Component data from apps and pages
:::::

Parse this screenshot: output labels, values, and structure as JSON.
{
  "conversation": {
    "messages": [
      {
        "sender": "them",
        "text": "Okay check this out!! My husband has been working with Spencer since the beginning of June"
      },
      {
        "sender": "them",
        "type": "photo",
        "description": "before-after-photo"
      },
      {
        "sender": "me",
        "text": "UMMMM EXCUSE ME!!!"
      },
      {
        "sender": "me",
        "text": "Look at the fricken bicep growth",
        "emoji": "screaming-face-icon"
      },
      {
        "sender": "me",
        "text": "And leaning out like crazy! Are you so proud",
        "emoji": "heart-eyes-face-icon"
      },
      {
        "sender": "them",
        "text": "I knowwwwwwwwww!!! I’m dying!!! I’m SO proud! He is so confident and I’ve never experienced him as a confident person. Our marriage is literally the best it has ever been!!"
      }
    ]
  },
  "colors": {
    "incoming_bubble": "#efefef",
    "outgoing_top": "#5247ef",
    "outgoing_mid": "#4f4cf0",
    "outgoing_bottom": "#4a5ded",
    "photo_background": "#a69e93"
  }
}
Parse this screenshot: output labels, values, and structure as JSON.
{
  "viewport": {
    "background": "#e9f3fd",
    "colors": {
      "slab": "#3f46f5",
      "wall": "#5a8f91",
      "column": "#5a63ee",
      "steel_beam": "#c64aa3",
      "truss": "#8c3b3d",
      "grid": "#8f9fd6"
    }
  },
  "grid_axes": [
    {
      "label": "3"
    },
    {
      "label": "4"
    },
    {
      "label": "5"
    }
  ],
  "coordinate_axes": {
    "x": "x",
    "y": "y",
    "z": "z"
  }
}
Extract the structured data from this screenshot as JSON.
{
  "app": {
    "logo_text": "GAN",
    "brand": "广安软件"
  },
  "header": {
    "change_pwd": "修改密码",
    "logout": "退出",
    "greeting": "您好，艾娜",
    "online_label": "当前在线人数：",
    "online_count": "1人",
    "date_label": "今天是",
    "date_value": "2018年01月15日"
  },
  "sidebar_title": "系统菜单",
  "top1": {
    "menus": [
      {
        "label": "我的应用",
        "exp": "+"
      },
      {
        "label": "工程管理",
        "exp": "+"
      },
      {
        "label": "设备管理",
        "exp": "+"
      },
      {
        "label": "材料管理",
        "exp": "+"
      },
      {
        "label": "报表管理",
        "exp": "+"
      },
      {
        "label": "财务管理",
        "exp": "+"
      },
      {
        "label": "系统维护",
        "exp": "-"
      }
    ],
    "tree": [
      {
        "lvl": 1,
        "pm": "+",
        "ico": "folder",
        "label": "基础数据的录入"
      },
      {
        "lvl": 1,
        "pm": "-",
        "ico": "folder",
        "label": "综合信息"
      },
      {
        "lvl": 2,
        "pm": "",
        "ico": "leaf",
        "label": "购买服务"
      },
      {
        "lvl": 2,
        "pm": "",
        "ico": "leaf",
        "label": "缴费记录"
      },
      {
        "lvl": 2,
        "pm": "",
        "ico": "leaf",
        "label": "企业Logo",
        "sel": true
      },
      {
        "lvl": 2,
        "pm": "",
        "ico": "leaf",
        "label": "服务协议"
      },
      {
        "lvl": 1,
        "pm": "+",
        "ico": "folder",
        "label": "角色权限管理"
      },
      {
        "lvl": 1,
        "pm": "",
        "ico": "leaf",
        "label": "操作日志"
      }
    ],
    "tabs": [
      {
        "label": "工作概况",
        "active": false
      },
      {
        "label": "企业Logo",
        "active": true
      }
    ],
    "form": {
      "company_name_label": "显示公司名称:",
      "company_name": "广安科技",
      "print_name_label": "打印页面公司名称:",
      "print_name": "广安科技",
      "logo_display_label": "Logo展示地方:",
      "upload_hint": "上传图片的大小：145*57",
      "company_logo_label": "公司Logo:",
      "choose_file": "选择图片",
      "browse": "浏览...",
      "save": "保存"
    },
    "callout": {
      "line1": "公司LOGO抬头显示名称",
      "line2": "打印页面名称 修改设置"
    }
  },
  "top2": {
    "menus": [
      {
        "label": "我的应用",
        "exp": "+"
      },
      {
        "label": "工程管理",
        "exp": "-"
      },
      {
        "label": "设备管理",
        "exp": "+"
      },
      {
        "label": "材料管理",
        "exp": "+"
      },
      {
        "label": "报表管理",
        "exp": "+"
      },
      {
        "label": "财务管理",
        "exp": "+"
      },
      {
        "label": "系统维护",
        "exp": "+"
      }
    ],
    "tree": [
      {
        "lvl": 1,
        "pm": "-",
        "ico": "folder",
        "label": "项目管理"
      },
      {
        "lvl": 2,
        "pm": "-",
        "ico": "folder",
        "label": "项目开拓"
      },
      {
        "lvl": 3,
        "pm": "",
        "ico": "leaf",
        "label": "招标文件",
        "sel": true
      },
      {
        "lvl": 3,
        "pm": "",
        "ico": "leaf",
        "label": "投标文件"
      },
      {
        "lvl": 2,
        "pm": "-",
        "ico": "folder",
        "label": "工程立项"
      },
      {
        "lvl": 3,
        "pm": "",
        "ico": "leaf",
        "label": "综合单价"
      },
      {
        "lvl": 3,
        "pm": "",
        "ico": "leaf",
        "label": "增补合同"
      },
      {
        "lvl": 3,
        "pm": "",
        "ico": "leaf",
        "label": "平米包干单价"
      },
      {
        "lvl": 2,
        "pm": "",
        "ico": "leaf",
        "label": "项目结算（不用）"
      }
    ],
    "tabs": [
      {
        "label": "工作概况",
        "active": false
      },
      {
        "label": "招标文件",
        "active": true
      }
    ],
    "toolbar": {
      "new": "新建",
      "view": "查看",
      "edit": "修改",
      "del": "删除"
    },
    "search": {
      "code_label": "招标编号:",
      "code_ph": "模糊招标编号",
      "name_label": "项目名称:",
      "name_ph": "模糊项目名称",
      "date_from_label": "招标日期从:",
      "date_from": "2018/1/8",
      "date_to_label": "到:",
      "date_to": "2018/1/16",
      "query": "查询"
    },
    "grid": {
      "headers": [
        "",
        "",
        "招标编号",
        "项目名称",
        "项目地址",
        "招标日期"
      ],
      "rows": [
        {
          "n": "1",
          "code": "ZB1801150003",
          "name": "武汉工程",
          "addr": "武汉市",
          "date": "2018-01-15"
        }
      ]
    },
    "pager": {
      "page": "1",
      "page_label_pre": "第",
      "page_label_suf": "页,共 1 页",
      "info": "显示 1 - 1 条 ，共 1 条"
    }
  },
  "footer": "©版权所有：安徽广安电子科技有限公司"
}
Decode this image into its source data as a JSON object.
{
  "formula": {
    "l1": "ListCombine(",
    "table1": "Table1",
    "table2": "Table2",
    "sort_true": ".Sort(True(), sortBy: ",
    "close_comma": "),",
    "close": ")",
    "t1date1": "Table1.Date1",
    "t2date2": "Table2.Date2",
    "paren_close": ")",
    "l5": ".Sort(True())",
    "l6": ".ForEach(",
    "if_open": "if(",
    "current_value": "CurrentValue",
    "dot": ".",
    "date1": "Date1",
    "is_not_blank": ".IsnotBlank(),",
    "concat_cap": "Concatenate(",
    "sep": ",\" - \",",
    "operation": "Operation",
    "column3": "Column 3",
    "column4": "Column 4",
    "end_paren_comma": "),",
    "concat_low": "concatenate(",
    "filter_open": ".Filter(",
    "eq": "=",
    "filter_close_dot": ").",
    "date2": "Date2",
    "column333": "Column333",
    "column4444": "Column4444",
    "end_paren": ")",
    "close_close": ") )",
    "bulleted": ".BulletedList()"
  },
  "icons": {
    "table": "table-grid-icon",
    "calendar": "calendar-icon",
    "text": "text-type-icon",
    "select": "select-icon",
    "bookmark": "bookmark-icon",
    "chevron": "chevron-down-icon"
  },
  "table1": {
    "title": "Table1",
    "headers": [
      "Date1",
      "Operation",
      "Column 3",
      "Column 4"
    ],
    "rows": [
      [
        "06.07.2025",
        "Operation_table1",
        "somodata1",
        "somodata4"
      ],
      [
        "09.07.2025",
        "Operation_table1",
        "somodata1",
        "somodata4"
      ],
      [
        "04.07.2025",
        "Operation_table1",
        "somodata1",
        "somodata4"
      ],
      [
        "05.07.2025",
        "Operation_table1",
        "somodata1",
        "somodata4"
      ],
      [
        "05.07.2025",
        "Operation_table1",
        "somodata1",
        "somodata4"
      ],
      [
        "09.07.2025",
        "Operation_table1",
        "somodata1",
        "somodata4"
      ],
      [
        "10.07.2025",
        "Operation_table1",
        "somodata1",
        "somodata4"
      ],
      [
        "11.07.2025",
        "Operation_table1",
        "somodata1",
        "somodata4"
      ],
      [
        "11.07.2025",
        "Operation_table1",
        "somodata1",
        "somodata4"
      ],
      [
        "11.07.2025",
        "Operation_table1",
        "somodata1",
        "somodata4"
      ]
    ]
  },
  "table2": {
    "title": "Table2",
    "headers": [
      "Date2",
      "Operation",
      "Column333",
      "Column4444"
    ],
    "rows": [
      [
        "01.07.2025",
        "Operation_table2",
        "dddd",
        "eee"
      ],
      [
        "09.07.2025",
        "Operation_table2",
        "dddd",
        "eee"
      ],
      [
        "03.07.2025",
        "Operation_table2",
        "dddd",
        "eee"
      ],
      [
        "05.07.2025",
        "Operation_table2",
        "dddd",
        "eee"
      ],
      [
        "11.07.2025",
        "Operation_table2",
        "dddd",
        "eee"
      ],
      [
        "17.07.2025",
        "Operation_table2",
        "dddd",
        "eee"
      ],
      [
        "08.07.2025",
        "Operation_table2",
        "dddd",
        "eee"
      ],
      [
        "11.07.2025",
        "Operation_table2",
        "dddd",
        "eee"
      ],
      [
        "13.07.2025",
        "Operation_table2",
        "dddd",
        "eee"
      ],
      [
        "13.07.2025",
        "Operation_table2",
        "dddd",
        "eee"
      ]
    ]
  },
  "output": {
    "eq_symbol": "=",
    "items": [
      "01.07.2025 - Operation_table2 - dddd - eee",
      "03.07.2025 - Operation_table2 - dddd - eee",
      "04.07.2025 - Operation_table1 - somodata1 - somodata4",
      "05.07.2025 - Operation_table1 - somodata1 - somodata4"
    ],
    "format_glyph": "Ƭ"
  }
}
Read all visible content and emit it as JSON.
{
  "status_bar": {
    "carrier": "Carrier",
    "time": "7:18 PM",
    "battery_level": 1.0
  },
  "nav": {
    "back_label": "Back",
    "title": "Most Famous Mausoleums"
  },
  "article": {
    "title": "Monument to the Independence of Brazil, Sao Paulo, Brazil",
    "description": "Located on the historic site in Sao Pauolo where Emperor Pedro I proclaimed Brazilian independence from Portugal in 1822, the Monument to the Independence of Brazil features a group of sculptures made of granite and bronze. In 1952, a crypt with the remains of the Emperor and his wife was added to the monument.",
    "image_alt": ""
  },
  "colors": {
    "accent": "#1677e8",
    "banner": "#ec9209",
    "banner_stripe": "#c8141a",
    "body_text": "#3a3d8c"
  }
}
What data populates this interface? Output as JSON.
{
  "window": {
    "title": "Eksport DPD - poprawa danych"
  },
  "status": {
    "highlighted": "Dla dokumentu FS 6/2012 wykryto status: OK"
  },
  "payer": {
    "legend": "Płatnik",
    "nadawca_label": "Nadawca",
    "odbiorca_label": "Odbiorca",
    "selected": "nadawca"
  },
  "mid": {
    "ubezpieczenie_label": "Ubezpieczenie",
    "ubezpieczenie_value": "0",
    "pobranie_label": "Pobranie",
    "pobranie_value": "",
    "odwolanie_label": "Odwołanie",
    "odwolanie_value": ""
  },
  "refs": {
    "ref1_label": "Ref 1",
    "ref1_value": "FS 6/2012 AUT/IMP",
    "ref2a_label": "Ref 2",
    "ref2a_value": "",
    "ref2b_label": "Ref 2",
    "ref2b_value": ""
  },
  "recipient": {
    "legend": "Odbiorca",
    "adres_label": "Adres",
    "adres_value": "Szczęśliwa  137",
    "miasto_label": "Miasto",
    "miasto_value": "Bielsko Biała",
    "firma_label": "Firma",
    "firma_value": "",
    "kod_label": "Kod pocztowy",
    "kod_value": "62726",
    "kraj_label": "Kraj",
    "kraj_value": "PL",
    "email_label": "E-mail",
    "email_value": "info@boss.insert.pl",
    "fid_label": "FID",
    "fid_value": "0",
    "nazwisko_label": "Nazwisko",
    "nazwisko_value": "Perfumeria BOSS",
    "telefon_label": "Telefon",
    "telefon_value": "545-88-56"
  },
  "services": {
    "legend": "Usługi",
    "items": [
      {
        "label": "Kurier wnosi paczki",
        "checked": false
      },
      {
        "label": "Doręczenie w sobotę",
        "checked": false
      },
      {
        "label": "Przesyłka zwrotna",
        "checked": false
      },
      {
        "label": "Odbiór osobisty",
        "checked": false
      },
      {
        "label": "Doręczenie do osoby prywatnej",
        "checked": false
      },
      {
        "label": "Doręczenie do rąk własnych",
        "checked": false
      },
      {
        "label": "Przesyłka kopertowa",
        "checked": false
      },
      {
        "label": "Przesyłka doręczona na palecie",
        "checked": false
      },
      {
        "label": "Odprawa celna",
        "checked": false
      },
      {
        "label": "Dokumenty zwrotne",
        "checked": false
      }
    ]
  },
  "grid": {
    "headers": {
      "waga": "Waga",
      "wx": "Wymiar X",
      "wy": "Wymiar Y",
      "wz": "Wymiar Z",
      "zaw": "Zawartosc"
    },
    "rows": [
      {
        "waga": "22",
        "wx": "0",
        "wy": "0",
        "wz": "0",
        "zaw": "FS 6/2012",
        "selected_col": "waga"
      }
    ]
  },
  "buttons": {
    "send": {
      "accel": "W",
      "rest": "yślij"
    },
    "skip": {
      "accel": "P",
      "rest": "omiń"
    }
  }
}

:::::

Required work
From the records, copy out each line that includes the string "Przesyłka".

Written answer
        "label": "Przesyłka zwrotna",
        "label": "Przesyłka kopertowa",
        "label": "Przesyłka doręczona na palecie",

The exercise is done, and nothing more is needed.